Presentation on theme: "The Child’s Voice Head Voice, Head Voice, Head Voice!!!"— Presentation transcript:
The Child’s Voice
Head Voice, Head Voice, Head Voice!!!
Many popular teaching books for music educators and worship leaders cater to the teacher and not the singer. These songs are too low! Healthy vocal development relies on the use and development of head voice. Great and easy exercises (watch out for mouth shape): Sirens Laughing Monkey Sounds Boomerang – don’t forget to catch it!
Can the singers stay primarily in mid-register and head voice? Pre-School to Grade Two Upper Elementary Junior High – Full RangeJunior High – Mid-Register Transposition is your friend!
For changing voice boys, is the range limited? For recently changed voice boys, does the baritone line go too high? Changing Voices Changed Voices Use Drones! Aeyaya Balana Sakkad – Indian Folk Song, arr. John Higgins
Is it an accessible and interesting melodic line? Primarily steps or leaps? How are awkward intervals approached? Homeward Bound – Marta Keen, arr. Jay Althouse
Is the harmony accessible? Two, three or four parts? Can the baritone line be doubled by treble voices? A Jubilant Song – Mary Lynn Lightfoot
Is there a variety of tempi in your programming? Children’s hearts beat faster than adults so our perception fast tempos may actually feel more like a medium tempo. Slow and lyrical pieces shouldn’t be avoided – my rule of thumb is for every four pieces, I can use one slower, more lyrical piece. Hine Ma Tov
Nursery rhymes and folk songs are great for Pre-School through grade two By grade three, singers are able to grasp much deeper texts and can thoughtfully reflect and analyze texts. Discussions about text, meaning, and message are an important part of the rehearsal process. Shalom, Pacem, Peace – Ruth Elaine Schramm
Shalom aleichem, aleichem Shalom Dona nobis pacem, pacem, pacem Peace be unto you, and unto you, and unto you be peace
Girls don’t always like to sing about flowers. Find songs about strength, courage, and perseverance Boys rarely like to sing about flowers. They also enjoy something other than sea shanties and military songs. Boys love a deep text – they love to puzzle over meaning. Some of our best discussions about text were about Schuberts’ Wanderers Nachtlied
Der du von dem Himmel bist, Alles Leid und Schmerzen stillest, Den, der doppelt elend ist, Doppelt mit Erquickung füllest; Ach, ich bin des Treibens müde! Was soll all der Schmerz und Lust? Süßer Friede, Komm, ach komm in meine Brust! Thou that from the heavens art, Every pain and sorrow stillest, And the doubly wretched heart Doubly with refreshment fillest, I am weary with contending! Why this rapture and unrest? Peace descending Come ah, come into my breast!
Don’t be afraid of other languages. There are a host resources online to help you teach texts, provide translations, and offer interpretations. Oye – Jim Papoulis
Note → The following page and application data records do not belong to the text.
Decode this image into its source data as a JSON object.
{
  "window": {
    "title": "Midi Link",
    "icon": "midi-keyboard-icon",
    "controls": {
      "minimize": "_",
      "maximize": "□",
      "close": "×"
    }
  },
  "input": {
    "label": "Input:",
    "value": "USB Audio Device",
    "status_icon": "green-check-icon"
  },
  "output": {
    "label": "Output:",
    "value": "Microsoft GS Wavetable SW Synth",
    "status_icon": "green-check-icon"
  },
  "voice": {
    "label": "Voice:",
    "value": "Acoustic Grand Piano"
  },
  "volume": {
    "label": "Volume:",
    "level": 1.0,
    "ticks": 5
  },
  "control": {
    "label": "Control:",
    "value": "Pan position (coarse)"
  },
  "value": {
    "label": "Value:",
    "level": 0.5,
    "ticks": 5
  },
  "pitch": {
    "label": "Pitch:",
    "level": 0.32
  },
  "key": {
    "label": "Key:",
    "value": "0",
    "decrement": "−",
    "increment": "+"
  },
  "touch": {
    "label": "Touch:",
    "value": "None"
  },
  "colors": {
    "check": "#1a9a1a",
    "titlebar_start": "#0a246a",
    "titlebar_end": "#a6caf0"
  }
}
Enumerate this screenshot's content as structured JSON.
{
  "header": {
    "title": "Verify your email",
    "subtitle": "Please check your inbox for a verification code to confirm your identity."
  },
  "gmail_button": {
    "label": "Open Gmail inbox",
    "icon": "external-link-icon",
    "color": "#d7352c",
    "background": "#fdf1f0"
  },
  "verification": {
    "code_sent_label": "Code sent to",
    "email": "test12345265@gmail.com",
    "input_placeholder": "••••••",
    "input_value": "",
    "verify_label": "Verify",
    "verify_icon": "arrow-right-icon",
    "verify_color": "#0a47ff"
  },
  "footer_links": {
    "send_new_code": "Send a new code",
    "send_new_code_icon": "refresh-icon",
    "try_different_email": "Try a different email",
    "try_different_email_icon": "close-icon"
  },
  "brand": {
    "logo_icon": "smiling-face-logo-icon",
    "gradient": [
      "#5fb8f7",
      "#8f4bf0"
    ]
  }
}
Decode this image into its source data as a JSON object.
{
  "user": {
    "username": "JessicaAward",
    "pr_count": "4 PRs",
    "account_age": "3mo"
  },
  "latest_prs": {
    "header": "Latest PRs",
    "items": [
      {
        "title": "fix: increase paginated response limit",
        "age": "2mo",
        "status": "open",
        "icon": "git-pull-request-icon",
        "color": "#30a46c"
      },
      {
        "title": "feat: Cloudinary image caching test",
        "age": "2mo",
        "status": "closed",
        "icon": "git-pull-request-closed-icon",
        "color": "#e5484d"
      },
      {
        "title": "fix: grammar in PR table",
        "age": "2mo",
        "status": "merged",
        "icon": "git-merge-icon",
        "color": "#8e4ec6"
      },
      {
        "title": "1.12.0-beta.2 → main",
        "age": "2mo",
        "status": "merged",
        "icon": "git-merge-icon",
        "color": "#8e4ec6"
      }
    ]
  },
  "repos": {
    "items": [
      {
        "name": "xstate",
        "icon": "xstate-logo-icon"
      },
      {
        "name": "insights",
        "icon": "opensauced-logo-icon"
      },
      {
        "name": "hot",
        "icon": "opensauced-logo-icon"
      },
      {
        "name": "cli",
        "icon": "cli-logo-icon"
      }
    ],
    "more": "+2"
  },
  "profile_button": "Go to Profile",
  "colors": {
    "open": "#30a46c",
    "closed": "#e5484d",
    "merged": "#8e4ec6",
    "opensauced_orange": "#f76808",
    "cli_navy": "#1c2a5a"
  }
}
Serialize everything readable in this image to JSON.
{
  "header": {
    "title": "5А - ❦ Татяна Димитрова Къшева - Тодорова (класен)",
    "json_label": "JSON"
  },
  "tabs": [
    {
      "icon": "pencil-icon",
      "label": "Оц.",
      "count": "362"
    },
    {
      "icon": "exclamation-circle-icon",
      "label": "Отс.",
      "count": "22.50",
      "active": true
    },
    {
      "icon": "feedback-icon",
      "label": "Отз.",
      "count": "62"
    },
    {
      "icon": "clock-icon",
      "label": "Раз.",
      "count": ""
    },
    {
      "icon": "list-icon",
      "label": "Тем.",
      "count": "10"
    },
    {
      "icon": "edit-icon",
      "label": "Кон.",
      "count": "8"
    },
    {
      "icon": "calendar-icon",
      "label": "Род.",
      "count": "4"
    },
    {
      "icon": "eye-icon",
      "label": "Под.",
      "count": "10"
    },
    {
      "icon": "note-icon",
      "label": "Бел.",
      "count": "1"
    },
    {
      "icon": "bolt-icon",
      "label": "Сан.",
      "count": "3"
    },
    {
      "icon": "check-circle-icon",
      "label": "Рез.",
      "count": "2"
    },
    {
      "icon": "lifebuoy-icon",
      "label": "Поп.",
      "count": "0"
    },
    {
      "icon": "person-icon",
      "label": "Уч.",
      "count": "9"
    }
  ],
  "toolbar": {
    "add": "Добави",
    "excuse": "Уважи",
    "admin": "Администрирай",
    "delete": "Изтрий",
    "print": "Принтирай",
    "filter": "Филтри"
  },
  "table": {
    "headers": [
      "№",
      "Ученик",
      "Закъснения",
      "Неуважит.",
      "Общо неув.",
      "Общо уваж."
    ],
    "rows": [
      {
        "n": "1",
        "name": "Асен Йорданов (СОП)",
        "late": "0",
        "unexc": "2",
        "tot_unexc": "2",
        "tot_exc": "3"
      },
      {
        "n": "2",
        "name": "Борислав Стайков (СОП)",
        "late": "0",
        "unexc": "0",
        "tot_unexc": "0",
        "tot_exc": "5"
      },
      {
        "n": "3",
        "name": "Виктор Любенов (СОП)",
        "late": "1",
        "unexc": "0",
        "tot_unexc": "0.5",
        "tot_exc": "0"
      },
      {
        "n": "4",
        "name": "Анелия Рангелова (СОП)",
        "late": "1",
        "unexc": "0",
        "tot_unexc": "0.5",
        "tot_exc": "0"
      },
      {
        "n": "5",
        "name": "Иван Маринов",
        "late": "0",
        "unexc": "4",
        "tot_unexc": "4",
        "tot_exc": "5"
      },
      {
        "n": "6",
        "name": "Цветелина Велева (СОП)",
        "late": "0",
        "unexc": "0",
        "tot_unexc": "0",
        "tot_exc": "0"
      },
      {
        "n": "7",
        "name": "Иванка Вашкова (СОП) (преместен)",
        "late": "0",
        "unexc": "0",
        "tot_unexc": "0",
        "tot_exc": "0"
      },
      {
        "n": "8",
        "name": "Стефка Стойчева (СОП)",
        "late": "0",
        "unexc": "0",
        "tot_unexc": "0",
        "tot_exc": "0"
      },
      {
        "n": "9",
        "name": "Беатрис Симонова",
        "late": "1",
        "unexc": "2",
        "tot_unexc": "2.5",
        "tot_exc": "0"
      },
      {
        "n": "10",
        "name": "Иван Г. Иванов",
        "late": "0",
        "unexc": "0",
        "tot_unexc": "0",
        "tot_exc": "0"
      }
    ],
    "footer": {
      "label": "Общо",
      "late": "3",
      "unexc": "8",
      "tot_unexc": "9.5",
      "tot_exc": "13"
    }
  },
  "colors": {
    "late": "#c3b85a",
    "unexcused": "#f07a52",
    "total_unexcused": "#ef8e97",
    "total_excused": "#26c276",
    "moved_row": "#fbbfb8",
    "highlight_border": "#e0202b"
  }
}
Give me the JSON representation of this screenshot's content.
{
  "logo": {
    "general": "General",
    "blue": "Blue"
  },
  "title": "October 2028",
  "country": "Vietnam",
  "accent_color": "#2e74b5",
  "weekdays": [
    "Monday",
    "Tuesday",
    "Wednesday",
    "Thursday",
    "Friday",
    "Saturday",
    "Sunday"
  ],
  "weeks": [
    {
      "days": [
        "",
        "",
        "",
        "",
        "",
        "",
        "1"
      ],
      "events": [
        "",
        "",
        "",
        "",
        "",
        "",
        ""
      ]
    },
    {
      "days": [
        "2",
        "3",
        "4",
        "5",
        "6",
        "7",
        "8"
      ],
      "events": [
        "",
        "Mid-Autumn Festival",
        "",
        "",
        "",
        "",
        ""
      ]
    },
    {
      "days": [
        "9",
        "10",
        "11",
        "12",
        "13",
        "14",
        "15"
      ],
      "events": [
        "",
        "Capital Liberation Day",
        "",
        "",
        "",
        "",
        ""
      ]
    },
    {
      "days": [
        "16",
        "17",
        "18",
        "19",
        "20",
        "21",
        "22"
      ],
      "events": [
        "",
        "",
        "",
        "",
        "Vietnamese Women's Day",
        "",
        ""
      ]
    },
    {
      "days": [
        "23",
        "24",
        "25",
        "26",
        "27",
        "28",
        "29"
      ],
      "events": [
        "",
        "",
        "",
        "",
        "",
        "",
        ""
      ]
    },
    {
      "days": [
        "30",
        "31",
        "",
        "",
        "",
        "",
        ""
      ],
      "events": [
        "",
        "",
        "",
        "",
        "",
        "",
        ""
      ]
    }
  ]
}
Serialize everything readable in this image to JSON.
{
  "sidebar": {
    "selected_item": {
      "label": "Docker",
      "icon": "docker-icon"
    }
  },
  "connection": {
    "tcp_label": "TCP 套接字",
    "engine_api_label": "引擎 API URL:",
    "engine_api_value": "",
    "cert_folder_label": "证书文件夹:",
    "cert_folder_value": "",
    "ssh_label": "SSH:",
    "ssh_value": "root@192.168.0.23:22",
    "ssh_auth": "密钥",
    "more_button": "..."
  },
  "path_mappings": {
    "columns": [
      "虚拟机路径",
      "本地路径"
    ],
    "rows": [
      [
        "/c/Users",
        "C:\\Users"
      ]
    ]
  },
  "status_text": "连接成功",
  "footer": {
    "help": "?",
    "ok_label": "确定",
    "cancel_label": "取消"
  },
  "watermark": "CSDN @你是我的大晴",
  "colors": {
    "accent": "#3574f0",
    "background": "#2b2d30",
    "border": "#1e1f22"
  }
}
Esta solo, llorando En silencio, en la oscuridad Esta sonando, deseando Con esperanza, por la opportunidad. Escuchalos, escuchalos, ellos te llaman. All alone, in the darkness They are crying out for your help They are hoping, they are dreaming They are asking, for a change to be heard. Are you listening, can you hear their cries?
If the arrangement doesn’t work for your current ensemble, it’s okay to change it if the essence of the piece fits your mandate. Northern Lights – Frode Fjellheim SSAA but the alto two part was very low Super high descant part on soprano 1 didn’t add much to the piece Transposed up one semitone and it worked
Young singers will sing in any style, you just need to show them how. Don’t hesitate to try world music, selections from the classical canon, a cappella works, or music accompanied by non-traditional instruments. Better yet, have the singrs play instruments themselves! Deo – Donna Rhodenizer
If you have a chorister that loves to beat box, let them! They’ll be able to help you figure out where they think it fits in best. Movement, as long as it enhances and doesn’t detract from vocal production, is a great way to get choristers to engage with their bodies and sing!
Kumbaya, Lord, Kumbaya Somebody’s singing, Lord, Kumbaya woh Singing sun, rain, storm or fire, Kumbaya Choristers and congregations alike take risks when they feel safe to do so.